__AIM OF THE TASK__
The complete set of records should be given again verbatim.

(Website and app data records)
····················

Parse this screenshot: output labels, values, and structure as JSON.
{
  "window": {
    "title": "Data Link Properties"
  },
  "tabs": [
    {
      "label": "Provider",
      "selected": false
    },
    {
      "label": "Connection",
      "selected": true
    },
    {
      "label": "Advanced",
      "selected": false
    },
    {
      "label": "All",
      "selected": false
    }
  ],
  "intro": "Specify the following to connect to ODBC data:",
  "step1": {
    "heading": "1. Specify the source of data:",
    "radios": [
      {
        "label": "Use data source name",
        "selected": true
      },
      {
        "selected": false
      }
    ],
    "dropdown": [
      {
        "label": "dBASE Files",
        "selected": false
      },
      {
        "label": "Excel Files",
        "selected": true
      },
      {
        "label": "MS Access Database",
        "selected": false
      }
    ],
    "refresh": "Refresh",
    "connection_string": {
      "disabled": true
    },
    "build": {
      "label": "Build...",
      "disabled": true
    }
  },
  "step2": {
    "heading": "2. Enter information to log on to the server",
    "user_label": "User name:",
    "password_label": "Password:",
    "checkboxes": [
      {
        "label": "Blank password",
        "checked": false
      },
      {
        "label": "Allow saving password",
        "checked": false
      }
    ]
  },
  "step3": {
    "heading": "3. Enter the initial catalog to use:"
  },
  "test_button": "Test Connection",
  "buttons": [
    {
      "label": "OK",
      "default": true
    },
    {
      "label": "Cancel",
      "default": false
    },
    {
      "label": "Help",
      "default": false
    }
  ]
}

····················

__ANSWER BOX__
Parse this screenshot: output labels, values, and structure as JSON.
{
  "window": {
    "title": "Data Link Properties"
  },
  "tabs": [
    {
      "label": "Provider",
      "selected": false
    },
    {
      "label": "Connection",
      "selected": true
    },
    {
      "label": "Advanced",
      "selected": false
    },
    {
      "label": "All",
      "selected": false
    }
  ],
  "intro": "Specify the following to connect to ODBC data:",
  "step1": {
    "heading": "1. Specify the source of data:",
    "radios": [
      {
        "label": "Use data source name",
        "selected": true
      },
      {
        "selected": false
      }
    ],
    "dropdown": [
      {
        "label": "dBASE Files",
        "selected": false
      },
      {
        "label": "Excel Files",
        "selected": true
      },
      {
        "label": "MS Access Database",
        "selected": false
      }
    ],
    "refresh": "Refresh",
    "connection_string": {
      "disabled": true
    },
    "build": {
      "label": "Build...",
      "disabled": true
    }
  },
  "step2": {
    "heading": "2. Enter information to log on to the server",
    "user_label": "User name:",
    "password_label": "Password:",
    "checkboxes": [
      {
        "label": "Blank password",
        "checked": false
      },
      {
        "label": "Allow saving password",
        "checked": false
      }
    ]
  },
  "step3": {
    "heading": "3. Enter the initial catalog to use:"
  },
  "test_button": "Test Connection",
  "buttons": [
    {
      "label": "OK",
      "default": true
    },
    {
      "label": "Cancel",
      "default": false
    },
    {
      "label": "Help",
      "default": false
    }
  ]
}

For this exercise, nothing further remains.